_What is expected_
Examine the entries and show every line in which the word "value" is found.

_Data excerpts_
↓↓↓

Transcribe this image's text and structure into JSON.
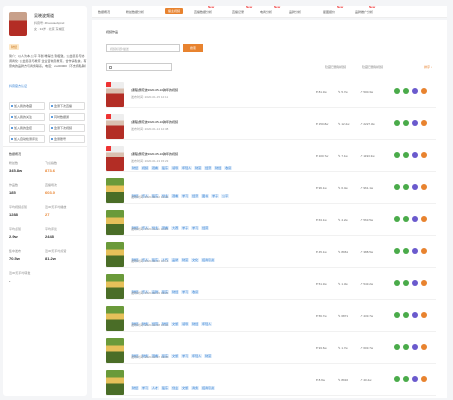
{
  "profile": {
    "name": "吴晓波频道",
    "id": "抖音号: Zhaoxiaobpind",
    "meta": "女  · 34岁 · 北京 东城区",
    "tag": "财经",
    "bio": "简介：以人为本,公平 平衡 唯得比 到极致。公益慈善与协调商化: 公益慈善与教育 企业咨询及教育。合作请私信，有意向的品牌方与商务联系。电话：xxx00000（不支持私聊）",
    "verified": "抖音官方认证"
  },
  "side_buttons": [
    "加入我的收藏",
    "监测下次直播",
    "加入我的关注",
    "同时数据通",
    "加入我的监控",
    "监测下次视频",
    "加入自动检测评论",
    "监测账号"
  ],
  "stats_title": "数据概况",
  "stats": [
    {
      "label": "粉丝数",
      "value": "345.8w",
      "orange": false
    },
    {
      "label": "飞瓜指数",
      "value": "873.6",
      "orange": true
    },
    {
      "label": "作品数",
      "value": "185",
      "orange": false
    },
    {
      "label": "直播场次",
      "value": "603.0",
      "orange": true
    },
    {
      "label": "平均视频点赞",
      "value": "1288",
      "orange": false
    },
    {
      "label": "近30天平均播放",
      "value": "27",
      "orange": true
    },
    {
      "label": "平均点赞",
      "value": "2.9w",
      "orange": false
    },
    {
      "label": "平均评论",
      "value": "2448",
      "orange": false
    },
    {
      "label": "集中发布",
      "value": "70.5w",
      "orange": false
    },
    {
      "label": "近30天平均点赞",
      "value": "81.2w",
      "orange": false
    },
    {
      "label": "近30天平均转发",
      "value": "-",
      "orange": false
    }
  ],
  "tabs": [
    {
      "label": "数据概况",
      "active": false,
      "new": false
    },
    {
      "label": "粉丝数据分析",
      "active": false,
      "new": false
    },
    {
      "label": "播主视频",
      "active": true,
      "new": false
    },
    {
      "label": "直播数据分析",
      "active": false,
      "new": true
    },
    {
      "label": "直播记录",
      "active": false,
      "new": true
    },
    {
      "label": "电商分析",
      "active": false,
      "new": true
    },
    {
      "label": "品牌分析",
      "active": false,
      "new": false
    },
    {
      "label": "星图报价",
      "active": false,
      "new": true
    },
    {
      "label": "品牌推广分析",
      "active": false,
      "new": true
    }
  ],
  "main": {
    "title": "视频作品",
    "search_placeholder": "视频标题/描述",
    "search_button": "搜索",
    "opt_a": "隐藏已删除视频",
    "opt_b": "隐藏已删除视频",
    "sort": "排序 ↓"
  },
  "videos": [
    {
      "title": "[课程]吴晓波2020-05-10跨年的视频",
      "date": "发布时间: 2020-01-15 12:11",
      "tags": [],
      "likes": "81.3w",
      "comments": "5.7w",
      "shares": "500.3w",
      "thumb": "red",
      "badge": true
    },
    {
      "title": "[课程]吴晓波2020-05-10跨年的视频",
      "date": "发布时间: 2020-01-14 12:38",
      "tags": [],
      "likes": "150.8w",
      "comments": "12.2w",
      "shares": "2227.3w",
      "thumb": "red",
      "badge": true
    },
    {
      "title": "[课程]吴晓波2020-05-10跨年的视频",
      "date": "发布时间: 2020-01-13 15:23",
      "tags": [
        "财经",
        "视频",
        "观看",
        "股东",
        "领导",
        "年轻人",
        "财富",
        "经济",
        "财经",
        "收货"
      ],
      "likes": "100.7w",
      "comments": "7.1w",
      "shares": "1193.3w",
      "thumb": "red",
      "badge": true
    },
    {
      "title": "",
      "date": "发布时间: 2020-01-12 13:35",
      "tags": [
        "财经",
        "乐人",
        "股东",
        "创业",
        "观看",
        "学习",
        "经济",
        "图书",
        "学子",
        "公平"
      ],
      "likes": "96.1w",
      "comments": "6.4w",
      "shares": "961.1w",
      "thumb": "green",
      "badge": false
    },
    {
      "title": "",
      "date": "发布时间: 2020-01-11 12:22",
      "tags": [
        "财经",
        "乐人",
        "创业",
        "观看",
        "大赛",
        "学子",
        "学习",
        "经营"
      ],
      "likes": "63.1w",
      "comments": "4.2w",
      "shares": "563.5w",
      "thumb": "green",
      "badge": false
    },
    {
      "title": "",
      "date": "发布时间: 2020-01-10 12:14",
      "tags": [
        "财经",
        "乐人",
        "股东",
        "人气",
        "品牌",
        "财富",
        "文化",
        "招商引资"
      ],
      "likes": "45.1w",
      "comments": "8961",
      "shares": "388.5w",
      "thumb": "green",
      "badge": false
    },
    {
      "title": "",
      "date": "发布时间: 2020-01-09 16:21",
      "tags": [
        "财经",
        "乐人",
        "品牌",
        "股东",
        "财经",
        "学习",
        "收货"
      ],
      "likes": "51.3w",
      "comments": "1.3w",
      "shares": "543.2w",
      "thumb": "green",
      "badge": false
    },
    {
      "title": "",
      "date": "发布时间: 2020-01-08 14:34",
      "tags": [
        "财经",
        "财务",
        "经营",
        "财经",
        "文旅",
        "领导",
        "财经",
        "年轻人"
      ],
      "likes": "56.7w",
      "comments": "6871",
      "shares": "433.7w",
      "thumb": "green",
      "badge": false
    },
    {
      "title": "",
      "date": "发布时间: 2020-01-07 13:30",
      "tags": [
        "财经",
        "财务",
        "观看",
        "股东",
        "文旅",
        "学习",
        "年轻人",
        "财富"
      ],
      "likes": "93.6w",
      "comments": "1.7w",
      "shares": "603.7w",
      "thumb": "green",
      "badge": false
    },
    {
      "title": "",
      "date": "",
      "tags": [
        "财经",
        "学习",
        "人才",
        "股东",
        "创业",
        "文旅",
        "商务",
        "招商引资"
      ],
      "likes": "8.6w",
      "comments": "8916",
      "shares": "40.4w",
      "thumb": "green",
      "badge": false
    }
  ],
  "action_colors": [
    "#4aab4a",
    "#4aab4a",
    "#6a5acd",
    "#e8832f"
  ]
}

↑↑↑
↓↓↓

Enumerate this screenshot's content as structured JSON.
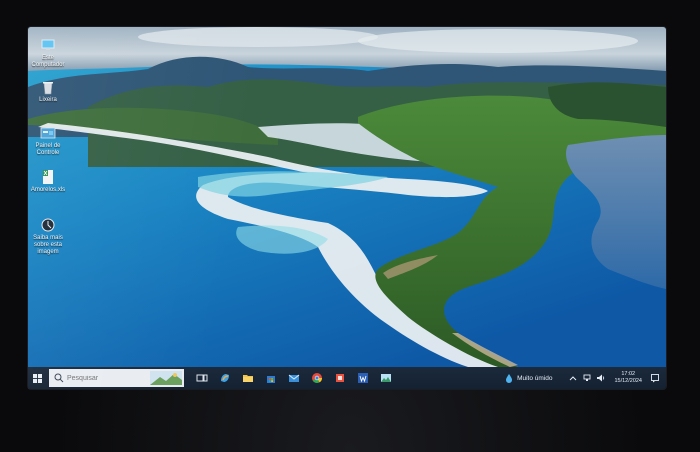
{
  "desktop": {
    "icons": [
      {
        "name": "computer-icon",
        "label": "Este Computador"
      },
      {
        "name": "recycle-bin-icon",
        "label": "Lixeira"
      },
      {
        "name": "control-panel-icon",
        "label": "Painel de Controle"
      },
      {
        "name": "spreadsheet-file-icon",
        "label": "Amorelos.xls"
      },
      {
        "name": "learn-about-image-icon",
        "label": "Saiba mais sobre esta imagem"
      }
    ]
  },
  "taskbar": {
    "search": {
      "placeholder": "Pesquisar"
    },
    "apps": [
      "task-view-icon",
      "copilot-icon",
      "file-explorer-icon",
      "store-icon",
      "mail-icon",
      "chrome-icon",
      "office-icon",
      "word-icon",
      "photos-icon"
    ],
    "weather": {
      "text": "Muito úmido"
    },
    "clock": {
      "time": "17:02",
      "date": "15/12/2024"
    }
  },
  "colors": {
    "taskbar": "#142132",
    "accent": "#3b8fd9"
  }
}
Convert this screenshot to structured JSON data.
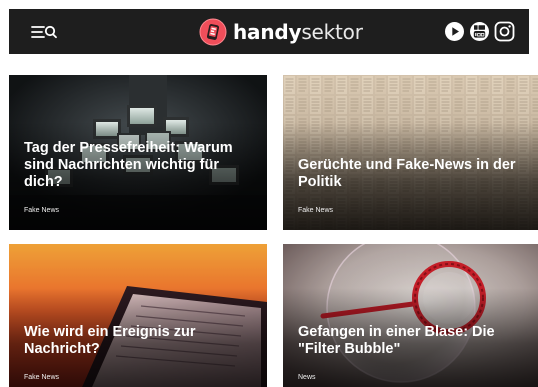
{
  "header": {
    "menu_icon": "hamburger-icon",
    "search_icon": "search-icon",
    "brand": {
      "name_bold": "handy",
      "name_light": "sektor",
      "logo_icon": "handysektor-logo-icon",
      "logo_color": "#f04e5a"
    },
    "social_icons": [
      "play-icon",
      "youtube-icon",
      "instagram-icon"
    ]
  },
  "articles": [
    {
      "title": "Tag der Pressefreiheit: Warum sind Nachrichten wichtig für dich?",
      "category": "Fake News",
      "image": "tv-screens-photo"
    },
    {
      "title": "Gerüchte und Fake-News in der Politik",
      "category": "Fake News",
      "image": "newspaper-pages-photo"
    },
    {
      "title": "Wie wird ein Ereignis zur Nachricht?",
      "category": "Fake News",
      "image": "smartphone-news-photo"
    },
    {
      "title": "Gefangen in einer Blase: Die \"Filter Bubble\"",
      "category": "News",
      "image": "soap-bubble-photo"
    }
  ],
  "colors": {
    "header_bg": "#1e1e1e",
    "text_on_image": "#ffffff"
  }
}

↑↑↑

_Result_
      "value": "345.8w",
      "value": "873.6",
      "value": "185",
      "value": "603.0",
      "value": "1288",
      "value": "27",
      "value": "2.9w",
      "value": "2448",
      "value": "70.5w",
      "value": "81.2w",
      "value": "-",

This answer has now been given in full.